the Churchís truth in regard to the beauty of Godís plan for human sexuality reserved
exclusively for the sacrament of marriage. In addition, such programs often support
alternative lifestyles, while failing to provide students with informed consent
about the serious medical, psychiatric (see Homosexuality and Hope of the Catholic Medical Association,
Health Risks of Gay Sex", "Gay
Marriage and Homosexuality: Some Medical Comments", family and social
problems associated with these life choices. These programs are attempting
to attack Catholic morality in regard to human sexuality, marriage, family life,
Excellent family resources which can help parents form their children in the truth about human sexuality are The Truth and Meaning of Human Sexuality from the Vaticanís Congregation for the Family, Humanae Vitae of Pope Paul VI, Pope John Paul IIís Love and Responsibility and Theology of the Body, the Catechism of the Catholic Church, Bishop Galeoneís pastoral letter on marriage and the Vaticanís statement on same sex unions. Finally, parents should monitor the educational materials from school or CCD classes in order to protect their children from premature or erroneous sexual information which can damage them psychologically and rob them of their innocence.

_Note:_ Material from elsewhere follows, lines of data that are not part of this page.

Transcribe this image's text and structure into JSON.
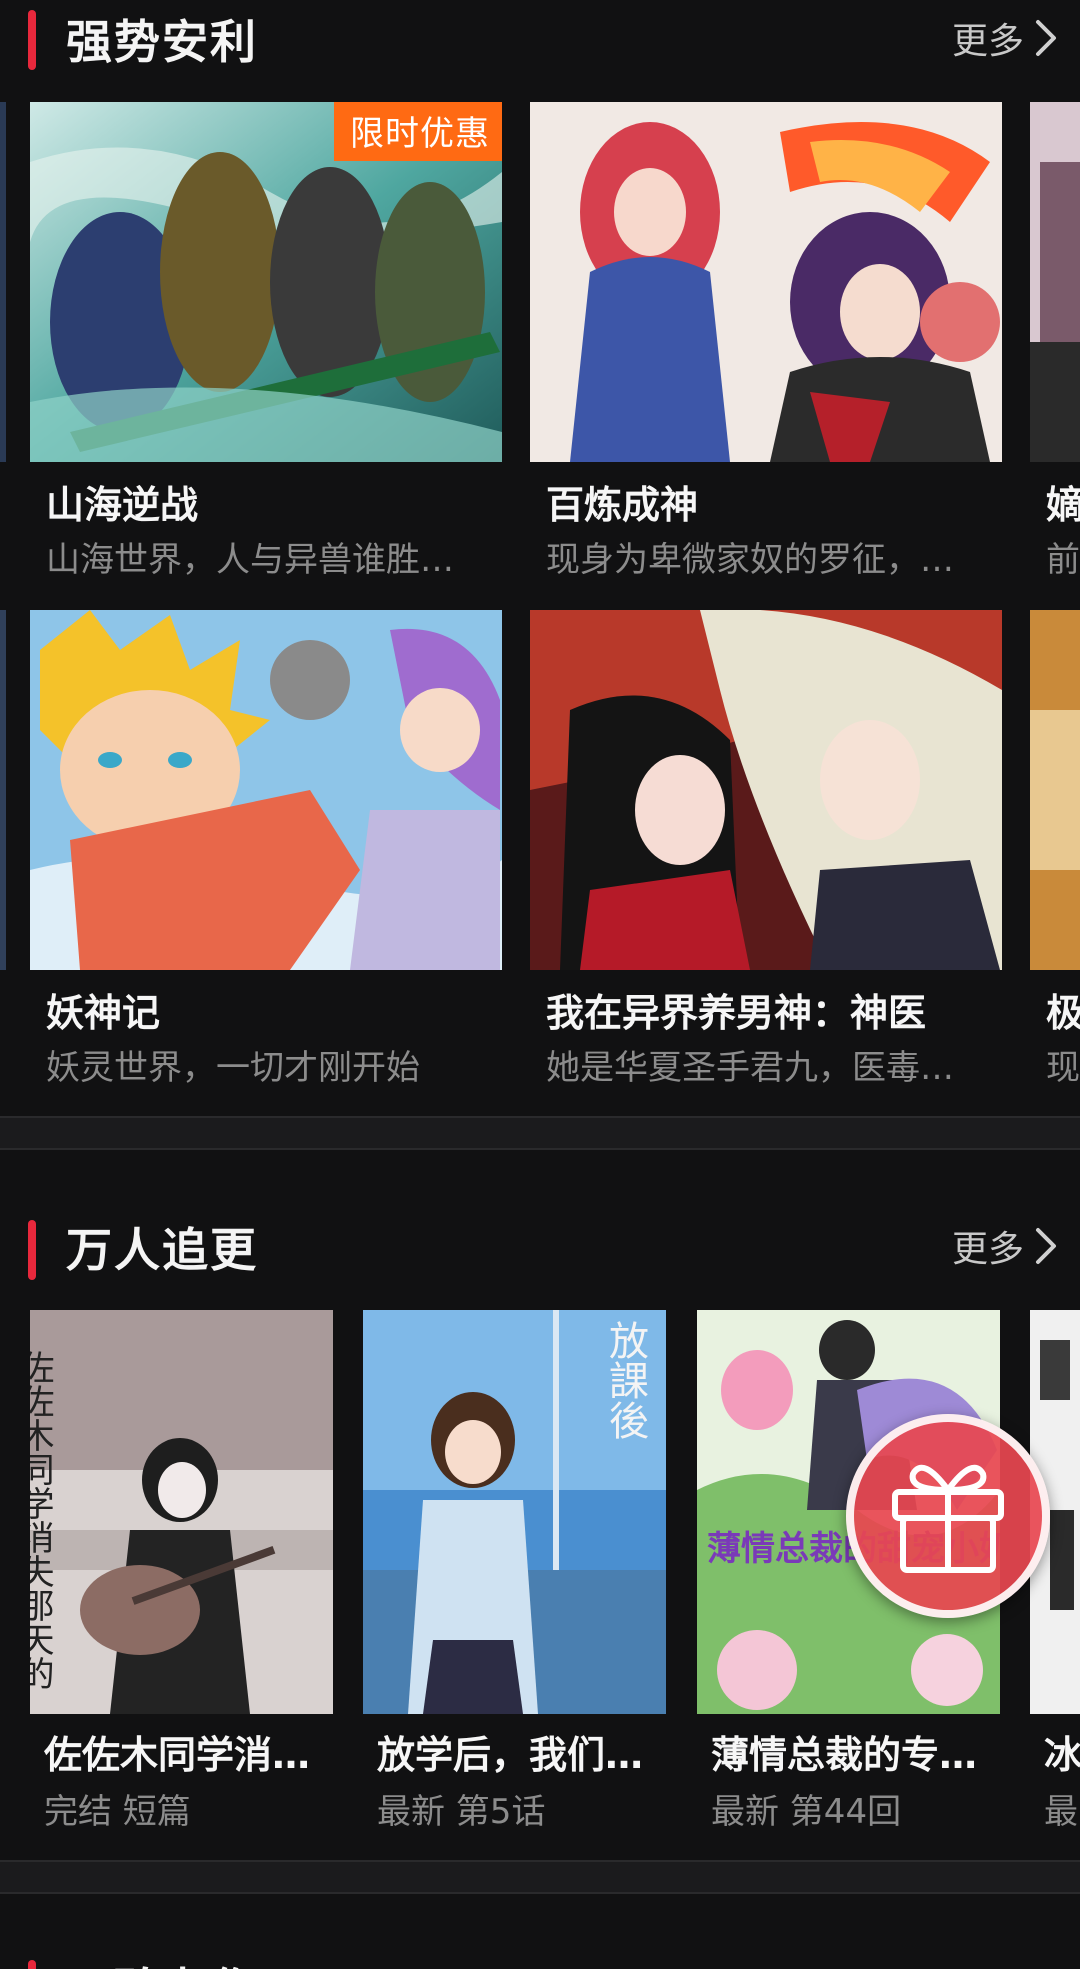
{
  "sections": [
    {
      "title": "强势安利",
      "more": "更多",
      "rows": [
        [
          {
            "title": "山海逆战",
            "desc": "山海世界，人与异兽谁胜…",
            "badge": "限时优惠"
          },
          {
            "title": "百炼成神",
            "desc": "现身为卑微家奴的罗征，…"
          },
          {
            "title": "嫡",
            "desc": "前"
          }
        ],
        [
          {
            "title": "妖神记",
            "desc": "妖灵世界，一切才刚开始"
          },
          {
            "title": "我在异界养男神：神医",
            "desc": "她是华夏圣手君九，医毒…"
          },
          {
            "title": "极",
            "desc": "现"
          }
        ]
      ]
    },
    {
      "title": "万人追更",
      "more": "更多",
      "items": [
        {
          "title": "佐佐木同学消…",
          "meta": "完结 短篇",
          "cover_text": "佐佐木同学消失那天的"
        },
        {
          "title": "放学后，我们…",
          "meta": "最新 第5话",
          "cover_text": "放課後"
        },
        {
          "title": "薄情总裁的专…",
          "meta": "最新 第44回",
          "cover_text": "薄情总裁的甜宠小奶包"
        },
        {
          "title": "冰",
          "meta": "最"
        }
      ]
    },
    {
      "title": "口碑力作"
    }
  ],
  "colors": {
    "accent": "#e8283c",
    "badge": "#ff6a13",
    "background": "#111112",
    "subtext": "#8c8c8c"
  },
  "icons": {
    "more": "chevron-right-icon",
    "gift": "gift-icon"
  }
}
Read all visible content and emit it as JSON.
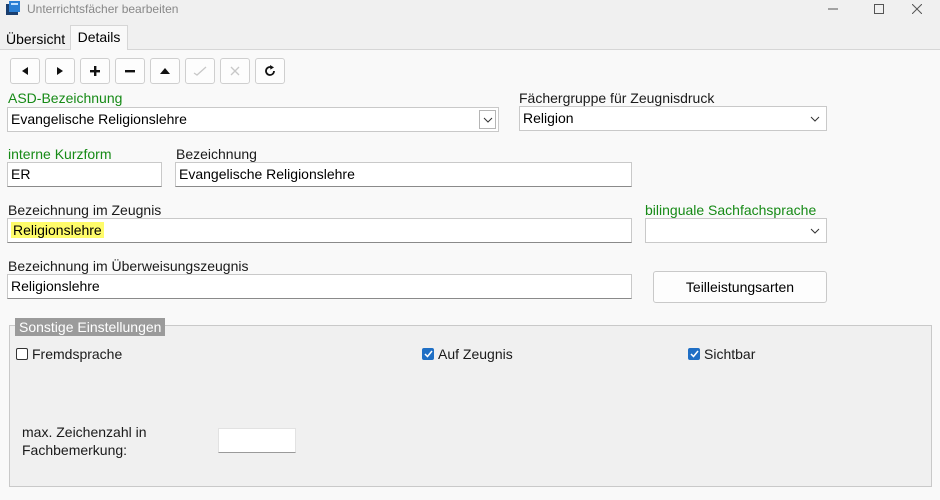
{
  "window": {
    "title": "Unterrichtsfächer bearbeiten",
    "controls": {
      "minimize": "—",
      "maximize": "☐",
      "close": "✕"
    }
  },
  "tabs": [
    {
      "label": "Übersicht",
      "active": false
    },
    {
      "label": "Details",
      "active": true
    }
  ],
  "toolbar": {
    "buttons": [
      {
        "icon": "arrow-left-icon",
        "enabled": true
      },
      {
        "icon": "arrow-right-icon",
        "enabled": true
      },
      {
        "icon": "plus-icon",
        "enabled": true
      },
      {
        "icon": "minus-icon",
        "enabled": true
      },
      {
        "icon": "arrow-up-icon",
        "enabled": true
      },
      {
        "icon": "check-icon",
        "enabled": false
      },
      {
        "icon": "cancel-icon",
        "enabled": false
      },
      {
        "icon": "refresh-icon",
        "enabled": true
      }
    ]
  },
  "form": {
    "asd": {
      "label": "ASD-Bezeichnung",
      "value": "Evangelische Religionslehre"
    },
    "faechergruppe": {
      "label": "Fächergruppe für Zeugnisdruck",
      "value": "Religion"
    },
    "kurzform": {
      "label": "interne Kurzform",
      "value": "ER"
    },
    "bezeichnung": {
      "label": "Bezeichnung",
      "value": "Evangelische Religionslehre"
    },
    "zeugnis": {
      "label": "Bezeichnung im Zeugnis",
      "value": "Religionslehre"
    },
    "bilingual": {
      "label": "bilinguale Sachfachsprache",
      "value": ""
    },
    "ueberweisung": {
      "label": "Bezeichnung im Überweisungszeugnis",
      "value": "Religionslehre"
    },
    "teilleistungsarten_button": "Teilleistungsarten"
  },
  "sonstige": {
    "title": "Sonstige Einstellungen",
    "fremdsprache": {
      "label": "Fremdsprache",
      "checked": false
    },
    "auf_zeugnis": {
      "label": "Auf Zeugnis",
      "checked": true
    },
    "sichtbar": {
      "label": "Sichtbar",
      "checked": true
    },
    "max_zeichen": {
      "label_line1": "max. Zeichenzahl in",
      "label_line2": "Fachbemerkung:",
      "value": ""
    }
  },
  "colors": {
    "required_label": "#168a16",
    "checkbox_checked": "#1f6fc5",
    "highlight": "#fffc6a",
    "group_title_bg": "#9b9b9b"
  }
}
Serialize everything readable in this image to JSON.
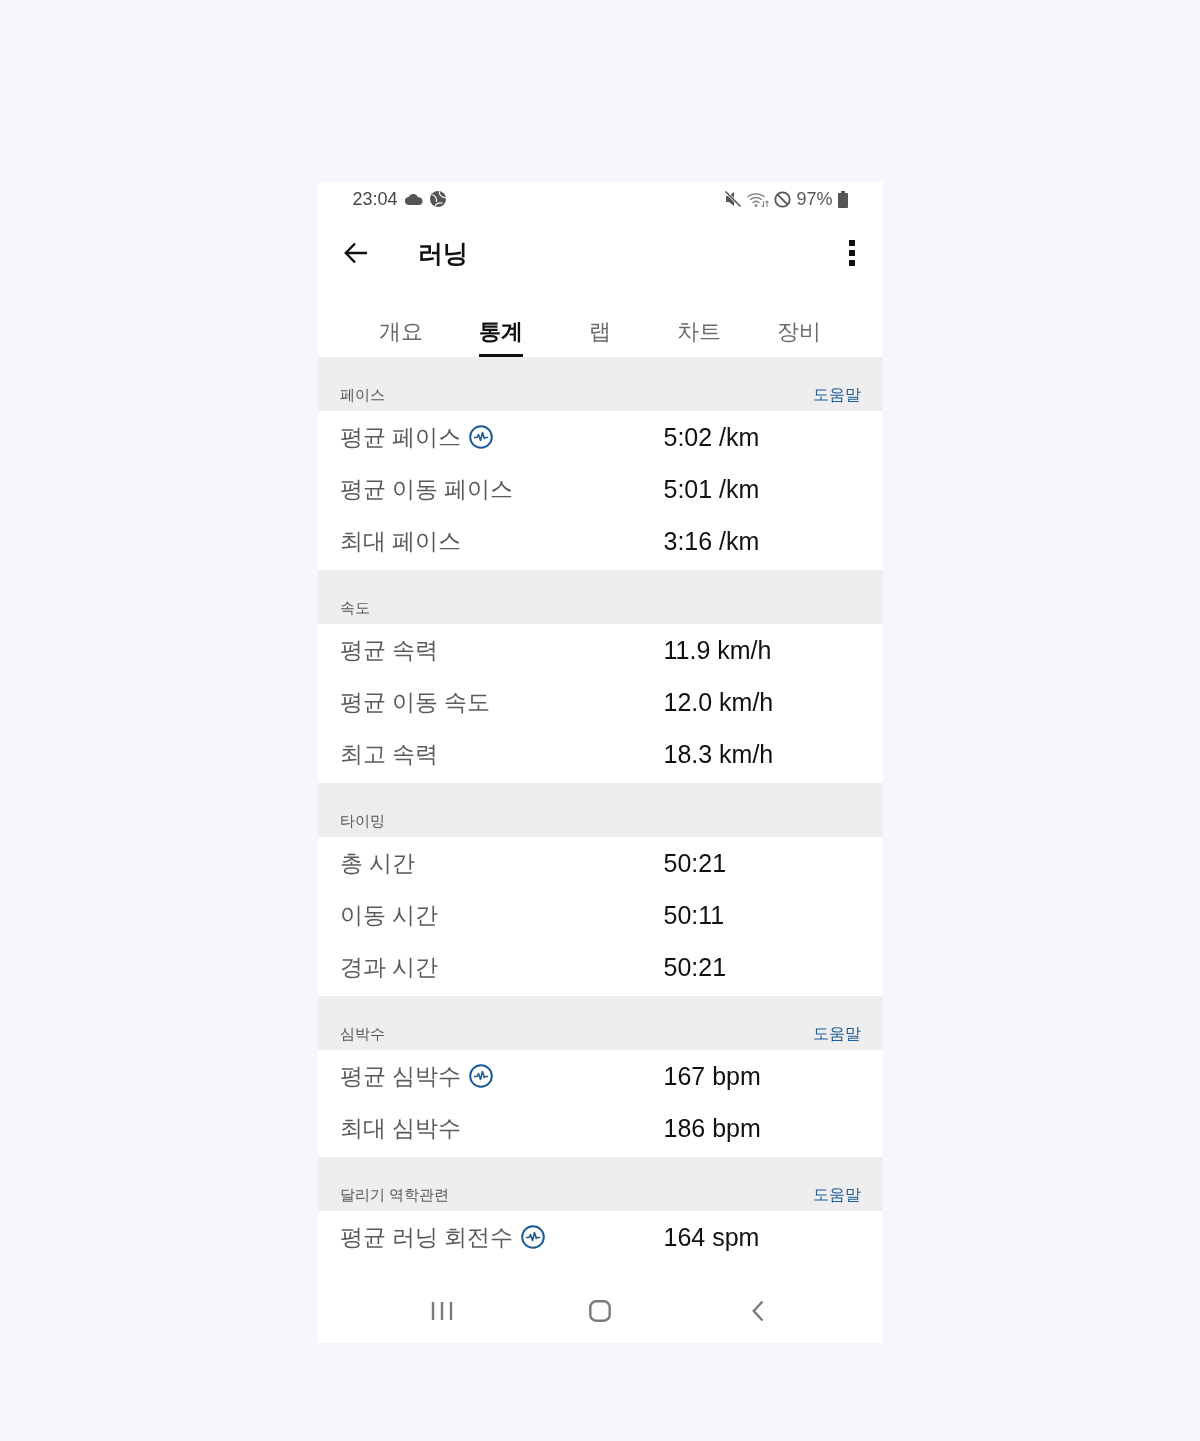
{
  "status_bar": {
    "time": "23:04",
    "battery": "97%"
  },
  "app_bar": {
    "title": "러닝"
  },
  "tabs": [
    {
      "label": "개요",
      "selected": false
    },
    {
      "label": "통계",
      "selected": true
    },
    {
      "label": "랩",
      "selected": false
    },
    {
      "label": "차트",
      "selected": false
    },
    {
      "label": "장비",
      "selected": false
    }
  ],
  "sections": [
    {
      "title": "페이스",
      "help_link": "도움말",
      "rows": [
        {
          "label": "평균 페이스",
          "badge": true,
          "value": "5:02 /km"
        },
        {
          "label": "평균 이동 페이스",
          "badge": false,
          "value": "5:01 /km"
        },
        {
          "label": "최대 페이스",
          "badge": false,
          "value": "3:16 /km"
        }
      ]
    },
    {
      "title": "속도",
      "rows": [
        {
          "label": "평균 속력",
          "badge": false,
          "value": "11.9 km/h"
        },
        {
          "label": "평균 이동 속도",
          "badge": false,
          "value": "12.0 km/h"
        },
        {
          "label": "최고 속력",
          "badge": false,
          "value": "18.3 km/h"
        }
      ]
    },
    {
      "title": "타이밍",
      "rows": [
        {
          "label": "총 시간",
          "badge": false,
          "value": "50:21"
        },
        {
          "label": "이동 시간",
          "badge": false,
          "value": "50:11"
        },
        {
          "label": "경과 시간",
          "badge": false,
          "value": "50:21"
        }
      ]
    },
    {
      "title": "심박수",
      "help_link": "도움말",
      "rows": [
        {
          "label": "평균 심박수",
          "badge": true,
          "value": "167 bpm"
        },
        {
          "label": "최대 심박수",
          "badge": false,
          "value": "186 bpm"
        }
      ]
    },
    {
      "title": "달리기 역학관련",
      "help_link": "도움말",
      "rows": [
        {
          "label": "평균 러닝 회전수",
          "badge": true,
          "value": "164 spm"
        }
      ]
    }
  ]
}
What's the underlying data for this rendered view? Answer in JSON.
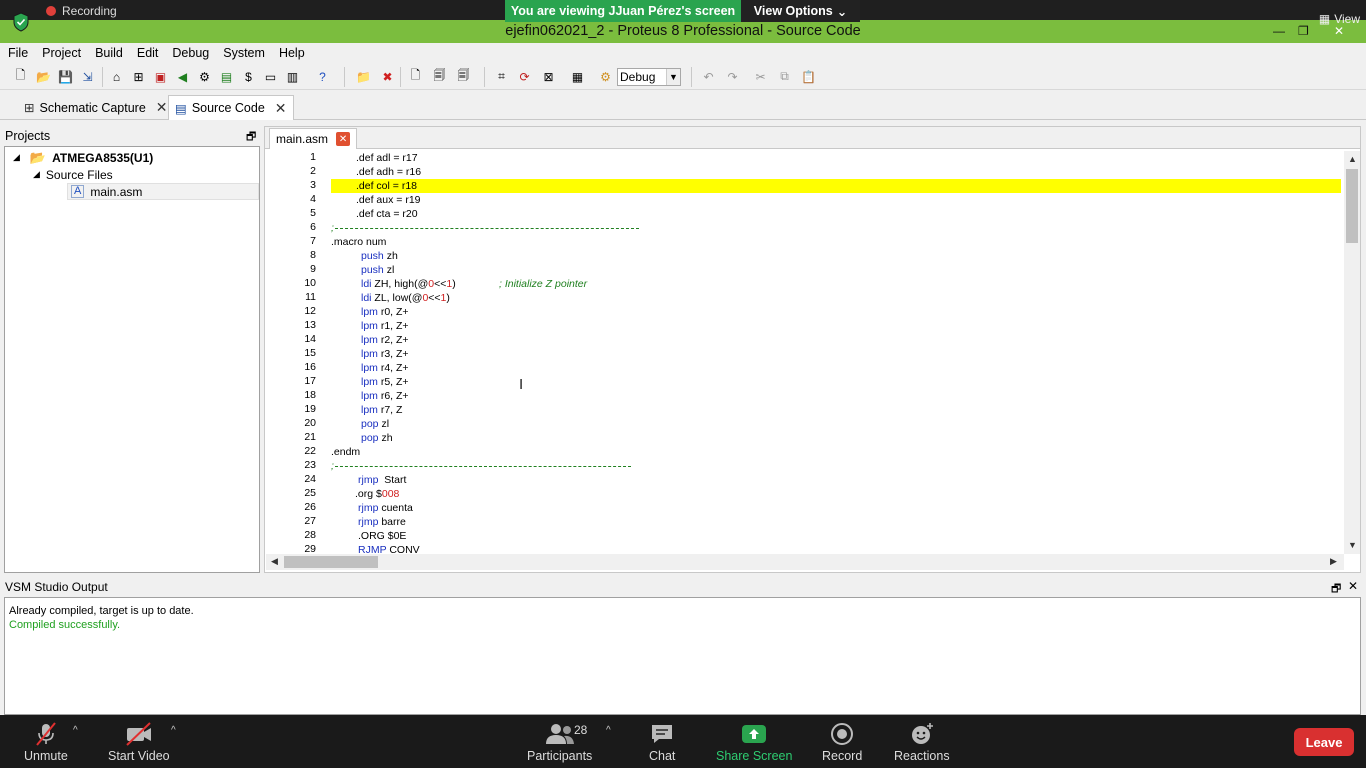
{
  "share_bar": {
    "recording": "Recording",
    "viewing": "You are viewing JJuan Pérez's screen",
    "view_options": "View Options",
    "view": "View"
  },
  "window": {
    "title": "ejefin062021_2 - Proteus 8 Professional - Source Code"
  },
  "menu": [
    "File",
    "Project",
    "Build",
    "Edit",
    "Debug",
    "System",
    "Help"
  ],
  "toolbar": {
    "config": "Debug"
  },
  "doc_tabs": [
    {
      "label": "Schematic Capture"
    },
    {
      "label": "Source Code"
    }
  ],
  "projects": {
    "header": "Projects",
    "root": "ATMEGA8535(U1)",
    "folder": "Source Files",
    "file": "main.asm"
  },
  "editor": {
    "tab": "main.asm",
    "line_numbers": [
      "1",
      "2",
      "3",
      "4",
      "5",
      "6",
      "7",
      "8",
      "9",
      "10",
      "11",
      "12",
      "13",
      "14",
      "15",
      "16",
      "17",
      "18",
      "19",
      "20",
      "21",
      "22",
      "23",
      "24",
      "25",
      "26",
      "27",
      "28",
      "29"
    ]
  },
  "code": {
    "l1": ".def adl = r17",
    "l2": ".def adh = r16",
    "l3": ".def col = r18",
    "l4": ".def aux = r19",
    "l5": ".def cta = r20",
    "l6": ";",
    "l7": ".macro num",
    "l8_kw": "push",
    "l8": " zh",
    "l9_kw": "push",
    "l9": " zl",
    "l10_kw": "ldi",
    "l10_a": " ZH, high(@",
    "l10_n": "0",
    "l10_b": "<<",
    "l10_n2": "1",
    "l10_c": ")",
    "l10_cmt": "; Initialize Z pointer",
    "l11_kw": "ldi",
    "l11_a": " ZL, low(@",
    "l11_n": "0",
    "l11_b": "<<",
    "l11_n2": "1",
    "l11_c": ")",
    "l12_kw": "lpm",
    "l12": " r0, Z+",
    "l13_kw": "lpm",
    "l13": " r1, Z+",
    "l14_kw": "lpm",
    "l14": " r2, Z+",
    "l15_kw": "lpm",
    "l15": " r3, Z+",
    "l16_kw": "lpm",
    "l16": " r4, Z+",
    "l17_kw": "lpm",
    "l17": " r5, Z+",
    "l18_kw": "lpm",
    "l18": " r6, Z+",
    "l19_kw": "lpm",
    "l19": " r7, Z",
    "l20_kw": "pop",
    "l20": " zl",
    "l21_kw": "pop",
    "l21": " zh",
    "l22": ".endm",
    "l23": ";",
    "l24_kw": "rjmp",
    "l24": "  Start",
    "l25_a": ".org $",
    "l25_n": "008",
    "l26_kw": "rjmp",
    "l26": " cuenta",
    "l27_kw": "rjmp",
    "l27": " barre",
    "l28": ".ORG $0E",
    "l29_kw": "RJMP",
    "l29": " CONV"
  },
  "output": {
    "header": "VSM Studio Output",
    "line1": "Already compiled, target is up to date.",
    "line2": "Compiled successfully."
  },
  "zoom": {
    "unmute": "Unmute",
    "start_video": "Start Video",
    "participants": "Participants",
    "participants_count": "28",
    "chat": "Chat",
    "share_screen": "Share Screen",
    "record": "Record",
    "reactions": "Reactions",
    "leave": "Leave"
  },
  "colors": {
    "share_border": "#7bbd3e",
    "highlight_line": "#ffff00",
    "keyword": "#1a30c0",
    "comment": "#208020",
    "leave": "#d93030"
  }
}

In 2004 Pope John Paul II stated, "Every educational program, whether Christian
or secular, must emphasize that true love is chaste love, and that chastity provides
us with a founded hope for overcoming the forces threatening the institution of
the marriage and the family and at the same time for freeing humanity from the
devastation wrought by scourges such as HIV/AIDS and promiscuity; that is, using
people as sexual objects."
When a parent feels angry toward a child, the immediate expression of this anger can be harmful, especially if it is excessive. Instead of giving in quickly to the expression of anger, we recommend that a parent when angry with a child try to inwardly reflect a number of times, "I want to understand and forgive" or "I want to forgive and love" until the anger dimishes. After the angry feelings diminish, the parent should communicate with the child.
If a parent works on this immediate forgivenesss exercise, correction can be given to a child in an appropriate manner without excessive anger. Then a child is often be more receptive and less defensive because a discussion can occur without intense anger.
The parentís faith can be helpful also in gaining rapid control of angry feelings with a child. Individuals report that giving their anger immediately to the Lord is helpful, as well as their impatience, controlling tendencies or conflict over accepting crosses in family life.
Richard P. Fitzgibbons. "Conflicts in Children." Institute for Marital Healing.
This article reprinted with permission from the author, Richard P. Fitzgibbons and the Institute for Marital Healing.
The mission of the Institute for Marital Healing is to strengthen Catholic marriages and families by educating spouses and marital therapists about common causes of conflicts in marital self-giving and effective approaches to alleviating such conflicts. Through a combination of online resources, educational programs, publications, and counseling services, the Institute employs a time-tested approach to marital therapy that recognizes the importance of both science and faith in the process of marital healing.
Since 1976 he has used forgiveness in psychotherapy, and in 1986 he wrote a seminal paper on the use of forgiveness and is the coauthor of Helping Clients Forgive (with Robert D. Enright; 2000), published by the American Psychological Association.
He has given many marital conferences on strengthening marital self-giving. Rick has also given many conferences to priests in dioceses and religious communities and to spiritual formation teams of seminaries. In 2004 he coauthored Learning to Forgive in the Classroom for the American School Board Journal and recorded a DVD on forgiveness for mental health professionals with Dr. Bob Enright for American Psychological Associations Books. He is board member of the International Institute for Forgiveness, www.forgivenessinstitute.org.
Copyright © 2005 Richard P. Fitzgibbons
Not all articles published on CERC are the objects of official Church teaching, but these are supplied to provide supplementary information.